They increase foot traffic, attention, and in some cases, spending.
How you feel about parklets—street-parking spaces converted into temporary gathering spots—depends in large part on how you get around the city. If you walk or take a bike, and generally prefer a more human scale to the urban environment, you probably love these little plazas and sitting places. If you drive and spend much of your life in the endless Costanzian battle that is finding a parking spot, you probably don't.
Those positions aren't likely to budge anytime soon. So the real tiebreaking question, at least in terms of public opinion, is how businesses themselves feel about repurposing their storefront parking spots for pedestrians. If Chicago retailers are any indication, get ready for the parklets.
Chicago started allowing businesses to create parklets called People Spots a few years ago. Nine emerged across the city: two in Andersonville, four in Lake View, one in the downtown Loop, and two in Bronzeville. This past summer, the local Metropolitan Planning Council evaluated the business impact of these spots by recording a full day's activity at each and interviewing parklet users and retailer owners alike.

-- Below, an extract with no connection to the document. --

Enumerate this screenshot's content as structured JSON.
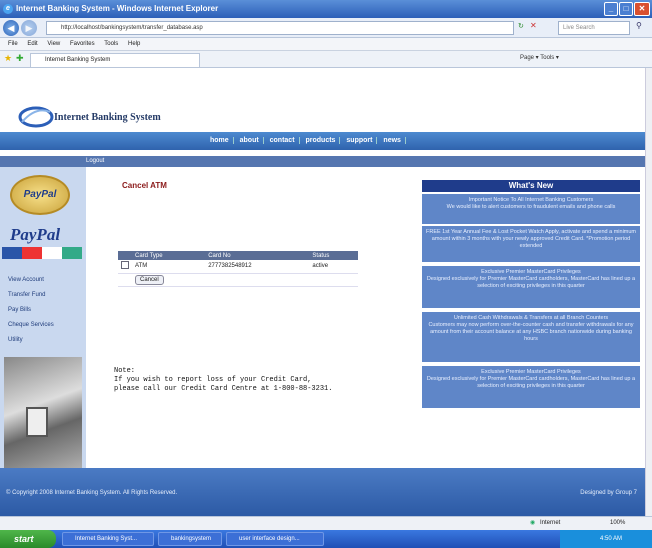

MPC concluded that People Spots "can be a powerful economic tool for neighborhood businesses." Here are three reasons why.
1. More Foot Traffic. About 80 percent of the businesses near a People Spot experienced more foot traffic, according to the observations and interviews. Overall, a third of the parklet users said they would probably be at home if the spot wasn't there. That suggests the People Spots didn't just displace pedestrian activity from other stores and sidewalks, but rather generated new walking trips. Business owners also said the parklets made the store feel safer, perhaps because they add a buffer between the sidewalk and the street.
2. More Attention. People Spots also generated some unexpected word-of-mouth advertising for retailers. A bike shop owner near one of the parklets said it was "Instagram Heaven," and even motivated him to improve his storefront exterior. In one full day of activity recording at this spot, MPC counted 83 people using the parklet, for an average of 36 minutes each. A clothing store owner at a different spot, who compared the People Spot to a "town square," noted that users sat in the parklet and just stared at the storefronts.
3. More Spending. And then there's the bottom line. About a third of the visitors said they made "unplanned food or beverage purchases," according to MPC. Some of the businesses themselves reported an increase in sales between 10 and 20 percent. The People Spots did require some initial investment by retailers, but at least one owner said the parklet process was much easier than, say, getting permits for a sidewalk café. There were potential long-term benefits, too, as the People Spots helped business associations promote retail corridors and attract special events.
So in some parts of Chicago, at least, pedestrian parklets are good business. The People Spots also serve as a great model for how cities can encourage private investment in public programs. In this case, the businesses themselves paid for the design and maintenance of the parklets, while the city supervised the spots through its "Make Way for People" initiative.
More than that, the MPC findings enhance a broader appreciation some retailers have acquired toward non-driver spending habits. While conventional wisdom holds that businesses need free parking spaces to thrive, recent studies have shown that walkers and cyclists actually outspend drivers on occasion. At the very least, swapping a parking spot for a bike lane or a pedestrian plaza seems to do no harm to business while providing a great deal of balance to urban mobility.